Nintendo Wii U: Verdict
Our lasting impressions were that there is still work to be done in terms of some of the integration with third party titles, and with pricing yet to be announced it is difficult to say if the Wii U will have hardcore gamer appeal.
Crucially, Nintendo has tweaked the design of the GamePad to make it more comfortable to use and with a wide range of games embracing the Wii U, it has the tools to be a success. It just needs to make sure that the Wii U message to the gamers is clear when it finally launches.
Our jottings from the Wii U's previous outing at E3 2011.....
Nintendo says that this new machine is a revolutionary console and controller duo designed to be “something for everyone,” which in our opinion simply means packing the motion-control aspects of the Wii while also bringing what’s expected (a full compliment of controls and joysticks, for example) for core game styles like shooters and sports titles.
With that mission statement in mind, you’d expect things to be graphically up to muster. They are. HD is a welcome (if late) addition, for one.

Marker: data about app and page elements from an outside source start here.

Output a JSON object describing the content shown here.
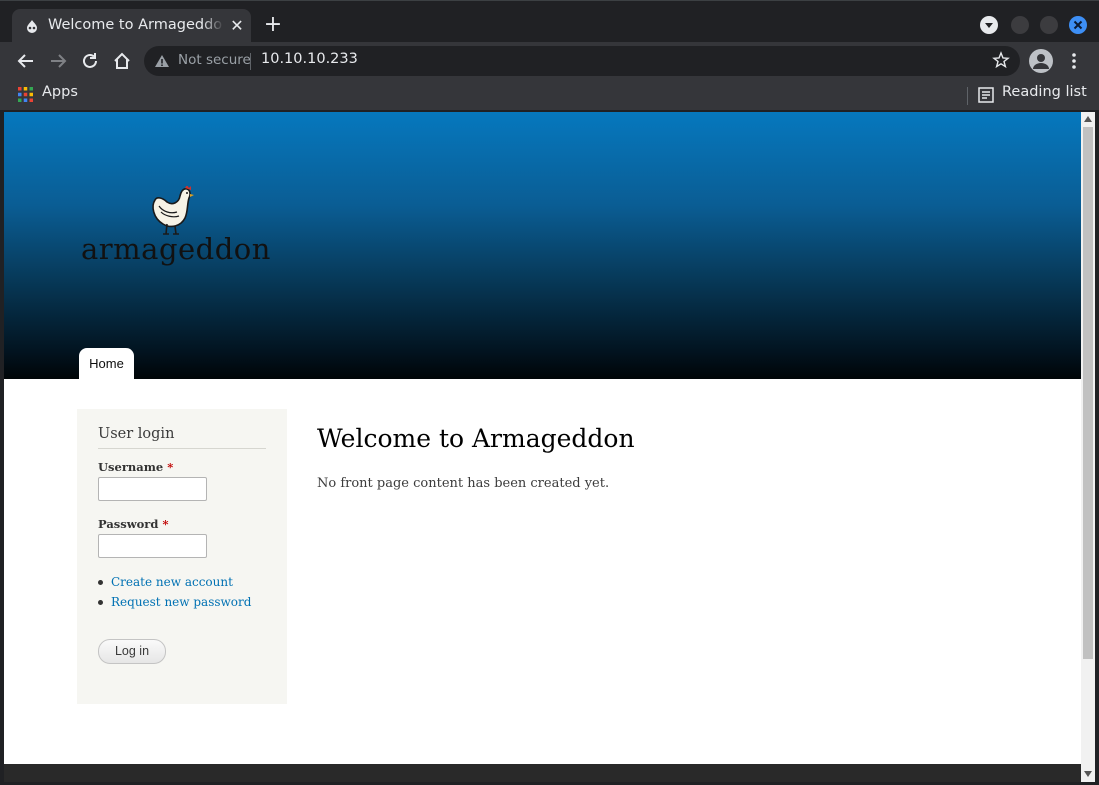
{
  "browser": {
    "tab": {
      "title": "Welcome to Armageddon",
      "favicon": "drupal-drop-icon"
    },
    "new_tab_icon": "plus-icon",
    "close_tab_icon": "close-icon",
    "security": {
      "label": "Not secure",
      "icon": "warning-triangle-icon"
    },
    "url": "10.10.10.233",
    "bookmarks": {
      "apps_label": "Apps",
      "reading_list_label": "Reading list"
    },
    "window_controls": {
      "close_color": "#3d8ff5"
    }
  },
  "site": {
    "logo_text": "armageddon",
    "nav": {
      "home_label": "Home"
    },
    "header_colors": {
      "top": "#0678be",
      "bottom": "#000507"
    },
    "login_block": {
      "title": "User login",
      "username_label": "Username",
      "password_label": "Password",
      "required_marker": "*",
      "username_value": "",
      "password_value": "",
      "links": [
        "Create new account",
        "Request new password"
      ],
      "login_button": "Log in"
    },
    "main": {
      "title": "Welcome to Armageddon",
      "text": "No front page content has been created yet."
    },
    "link_color": "#0071b3"
  }
}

The first tech demo we saw was of a bird flying around a large colonial Japanese garden, and it was stunning. The controller tilted the camera in real time, proving that what was on screen was in fact in-game footage, and as rain fell on the garden it soaked the bird’s plumage and reflected in its beady eye.
While it was all undoubtedly very pretty, it was hard to tell exactly how powerful the machine is because even the most demanding tech demo still had that Nintendo ‘cartooniness’ about it.

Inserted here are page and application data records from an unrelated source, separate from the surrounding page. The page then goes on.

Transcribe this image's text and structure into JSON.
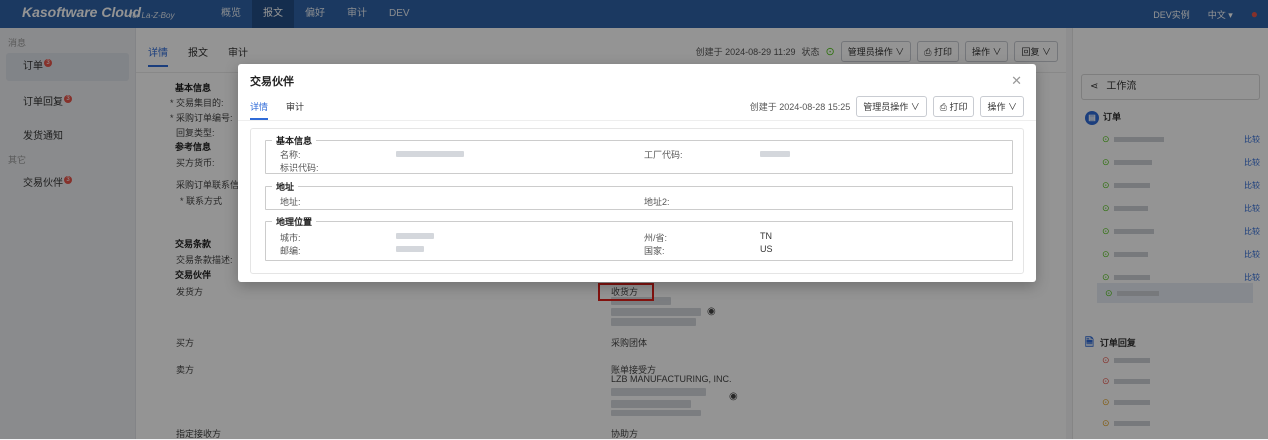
{
  "topbar": {
    "brand": "Kasoftware Cloud",
    "brand_sub": "for La-Z-Boy",
    "nav": [
      "概览",
      "报文",
      "偏好",
      "审计",
      "DEV"
    ],
    "active_nav": "报文",
    "env": "DEV实例",
    "language": "中文 ▾"
  },
  "sidebar": {
    "group1": "消息",
    "items": [
      {
        "label": "订单",
        "badge": "3"
      },
      {
        "label": "订单回复",
        "badge": "3"
      },
      {
        "label": "发货通知",
        "badge": ""
      }
    ],
    "group2": "其它",
    "items2": [
      {
        "label": "交易伙伴",
        "badge": "3"
      }
    ]
  },
  "main": {
    "tabs": [
      "详情",
      "报文",
      "审计"
    ],
    "created": "创建于 2024-08-29 11:29",
    "status_label": "状态",
    "buttons": {
      "admin": "管理员操作 ∨",
      "print": "打印",
      "actions": "操作 ∨",
      "reply": "回复 ∨"
    },
    "bg": {
      "basic_info": "基本信息",
      "trade_purpose": "* 交易集目的:",
      "po_number": "* 采购订单编号:",
      "reply_type": "回复类型:",
      "ref_info": "参考信息",
      "buyer_currency": "买方货币:",
      "po_contact": "采购订单联系信",
      "contact_method": "* 联系方式",
      "trade_terms": "交易条款",
      "terms_desc": "交易条款描述:",
      "partners": "交易伙伴",
      "ship_from": "发货方",
      "ship_to": "收货方",
      "buyer": "买方",
      "buying_group": "采购团体",
      "seller": "卖方",
      "bill_to": "账单接受方",
      "lzb": "LZB MANUFACTURING, INC.",
      "designated_receiver": "指定接收方",
      "co_party": "协助方"
    }
  },
  "workflow": {
    "header": "工作流",
    "order_title": "订单",
    "reply_title": "订单回复",
    "compare": "比较"
  },
  "modal": {
    "title": "交易伙伴",
    "tabs": [
      "详情",
      "审计"
    ],
    "created": "创建于 2024-08-28 15:25",
    "buttons": {
      "admin": "管理员操作 ∨",
      "print": "打印",
      "actions": "操作 ∨"
    },
    "sections": {
      "basic": "基本信息",
      "address": "地址",
      "geo": "地理位置"
    },
    "fields": {
      "name": "名称:",
      "factory_code": "工厂代码:",
      "id_code": "标识代码:",
      "address": "地址:",
      "address2": "地址2:",
      "city": "城市:",
      "state": "州/省:",
      "state_value": "TN",
      "zip": "邮编:",
      "country": "国家:",
      "country_value": "US"
    }
  },
  "colors": {
    "primary": "#2f63a7",
    "accent": "#2f6bd8",
    "badge": "#e7554b",
    "highlight": "#e0201b",
    "ok": "#52c41a"
  }
}
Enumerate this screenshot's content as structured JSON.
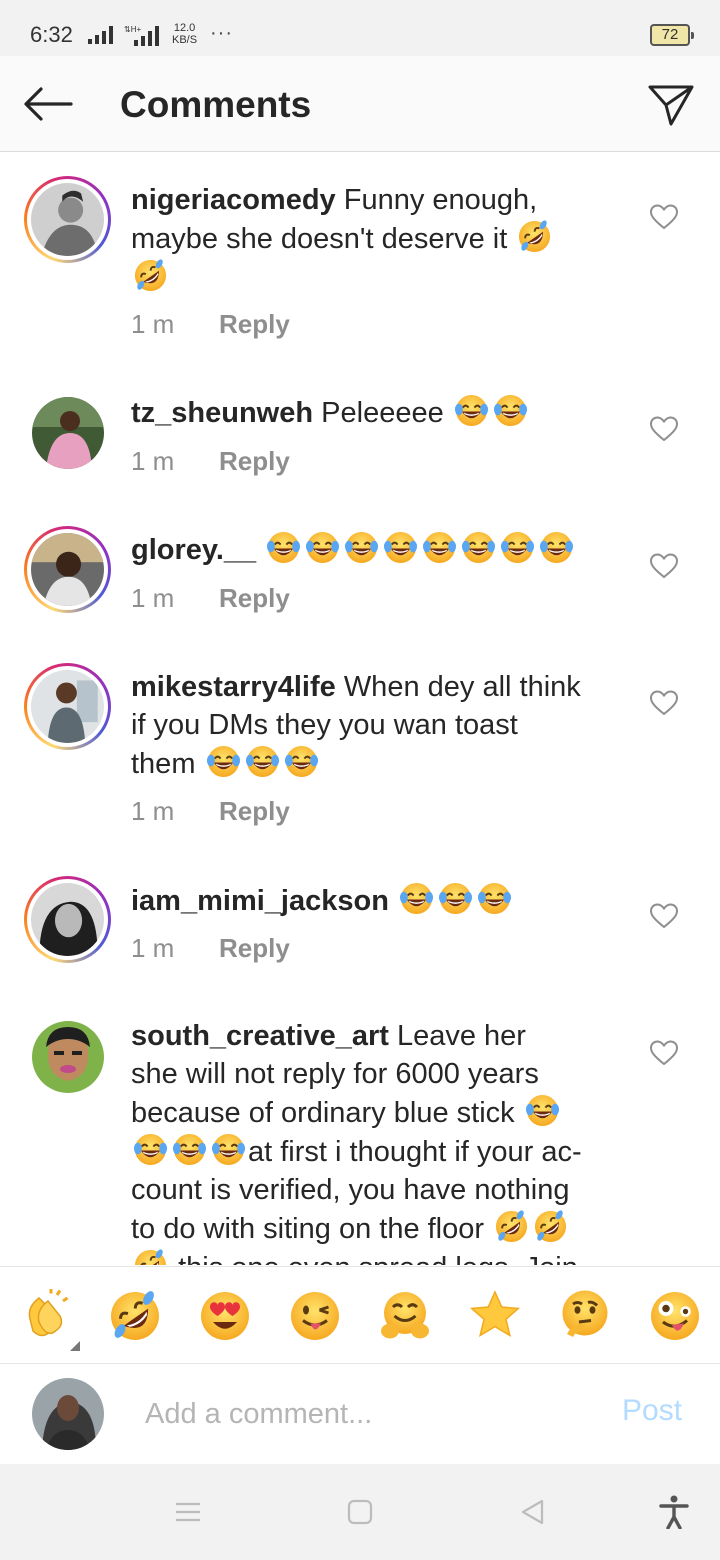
{
  "status_bar": {
    "time": "6:32",
    "net_speed_value": "12.0",
    "net_speed_unit": "KB/S",
    "battery": "72"
  },
  "header": {
    "title": "Comments"
  },
  "comments": [
    {
      "username": "nigeriacomedy",
      "text": "Funny enough, maybe she doesn't deserve it",
      "time": "1 m",
      "reply": "Reply"
    },
    {
      "username": "tz_sheunweh",
      "text": "Peleeeee",
      "time": "1 m",
      "reply": "Reply"
    },
    {
      "username": "glorey.__",
      "text": "",
      "time": "1 m",
      "reply": "Reply"
    },
    {
      "username": "mikestarry4life",
      "text_line1": "When dey all think",
      "text_line2": "if you DMs they you wan toast",
      "text_line3": "them",
      "time": "1 m",
      "reply": "Reply"
    },
    {
      "username": "iam_mimi_jackson",
      "text": "",
      "time": "1 m",
      "reply": "Reply"
    },
    {
      "username": "south_creative_art",
      "line1": "Leave her",
      "line2": "she will not reply for 6000 years",
      "line3": "because of ordinary blue stick",
      "line4": "at first i thought if your ac-",
      "line5": "count is verified, you have nothing",
      "line6": "to do with siting on the floor",
      "line7": "this one even spread legs. Join"
    }
  ],
  "emoji_bar": [
    "clapping-hands",
    "rolling-on-floor-laughing",
    "heart-eyes",
    "winking-tongue",
    "hugging-face",
    "star",
    "thinking-face",
    "zany-face"
  ],
  "composer": {
    "placeholder": "Add a comment...",
    "post_label": "Post"
  },
  "colors": {
    "link_disabled": "#b3dbff",
    "muted": "#8e8e8e",
    "text": "#262626"
  }
}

We’d have loved to have seen something like CoD running, just to see how real the ‘New Console’ could make things. That said, initial impressions were that it’s a hugely powerful console with bundles of potential.

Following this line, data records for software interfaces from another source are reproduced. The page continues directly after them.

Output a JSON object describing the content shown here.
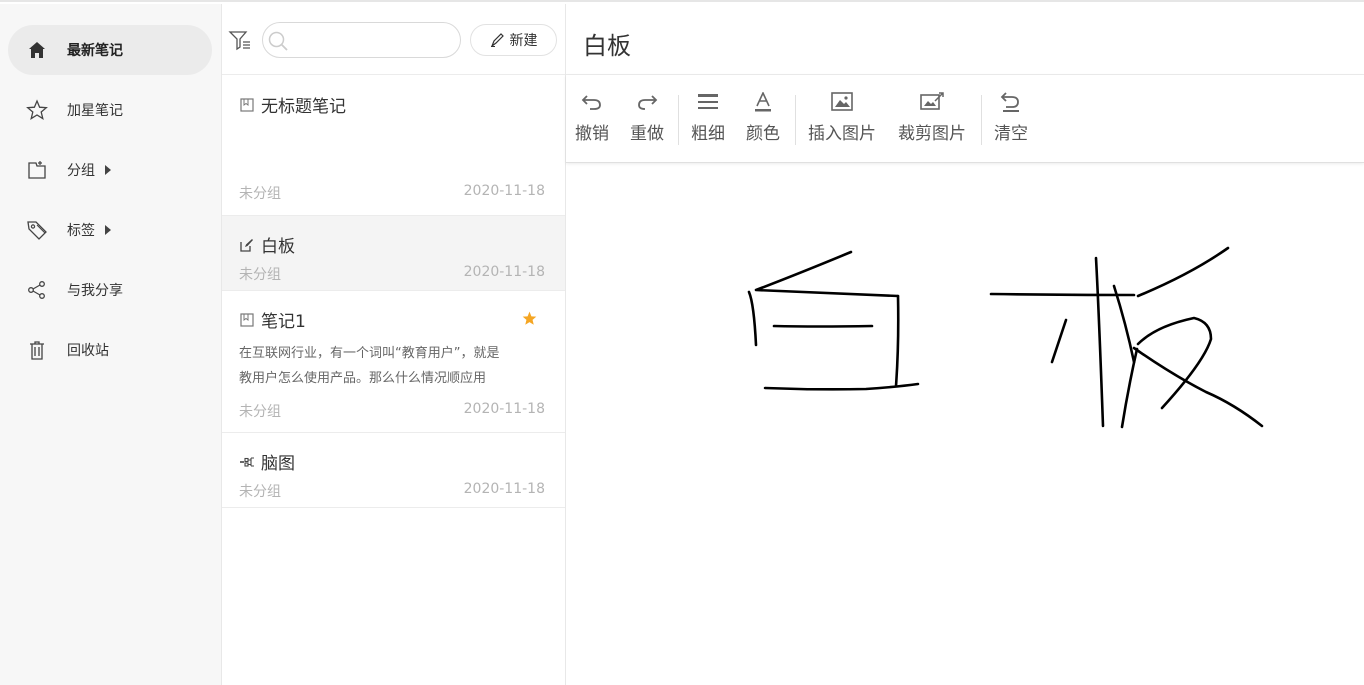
{
  "sidebar": {
    "items": [
      {
        "label": "最新笔记",
        "icon": "home-icon"
      },
      {
        "label": "加星笔记",
        "icon": "star-outline-icon"
      },
      {
        "label": "分组",
        "icon": "folder-icon"
      },
      {
        "label": "标签",
        "icon": "tag-icon"
      },
      {
        "label": "与我分享",
        "icon": "share-icon"
      },
      {
        "label": "回收站",
        "icon": "trash-icon"
      }
    ]
  },
  "list": {
    "search_placeholder": "",
    "new_button_label": "新建",
    "notes": [
      {
        "title": "无标题笔记",
        "group": "未分组",
        "date": "2020-11-18",
        "icon": "note-icon"
      },
      {
        "title": "白板",
        "group": "未分组",
        "date": "2020-11-18",
        "icon": "whiteboard-icon"
      },
      {
        "title": "笔记1",
        "group": "未分组",
        "date": "2020-11-18",
        "icon": "note-icon",
        "starred": true,
        "excerpt_line1": "在互联网行业，有一个词叫“教育用户”，就是",
        "excerpt_line2": "教用户怎么使用产品。那么什么情况顺应用"
      },
      {
        "title": "脑图",
        "group": "未分组",
        "date": "2020-11-18",
        "icon": "mindmap-icon"
      }
    ]
  },
  "editor": {
    "title": "白板",
    "toolbar": {
      "undo": "撤销",
      "redo": "重做",
      "thickness": "粗细",
      "color": "颜色",
      "insert_image": "插入图片",
      "crop_image": "裁剪图片",
      "clear": "清空"
    },
    "drawing_text": "白 板"
  },
  "colors": {
    "accent_star": "#f5a623",
    "sidebar_bg": "#f7f7f7",
    "active_item_bg": "#ebebeb",
    "selected_card_bg": "#f4f4f4"
  }
}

Nintendo Wii U: Multiplayer
Further Wii U demos were all about showing how having one new controller and multiple Wiimotes added a new angle to local multiplayer.
If you’ve got a screen that no one else can see, for example, that gives you an edge, while your opponents can have a different viewpoint that you won’t see, which in turn gives them a different edge. It became obvious that Nintendo was pushing this set up: one new controller and multiple Wiimotes.
The games we played were fun, but the whole thing seemed like a bit of an effort to hide the fact that additional ‘new’ controllers will clearly be pretty expensive and that offline, 4-player Metroid where each player has their own will be an unlikely home setup for most as a result.
It’s also fairly obvious that, considering the processing power and the impressiveness of the inbuilt screen, the controller will be a power-hungry beast that’ll do doubt need some fairly frequent charging.
Nintendo Wii U: Controls
Brushing those points aside, we have to say that we were impressed. While it’s odd that the display on the new controller doesn’t boast the same 3D tech as found on the Nintendo 3DS - a point they refused to comment on - it’s still vivid and bright, despite not offering the ‘HD Experience’ that Ninty is so proud of bringing to your TV.
It’s also great to see a pair of thumbsticks and trigger buttons, too, as it opens the door to less gimmicky titles that hardcore gamers bemoaned the lack of on the Wii.
The motion control aspects were seamless, responsive and new, but we’re unsure what part, if any, the front cagin camera played.
This is probably something for developers to explore, but at this stage we don’t know whether it’ll be used for things like video calling, or more intricate applications like eye-tracking.
The fact that it’s a touchscreen was almost a moot point, given that it was only ever used in a ‘Touch to begin’ capacity.
The controller can be used in lieu of a TV all together, so that one person can play while another watches Eastenders. With this, we really can see a shift in the way a home console operates, especially if the wireless range is big enough to allow play in other areas of the house.
E3 2011 hands-on review by Adam Bunker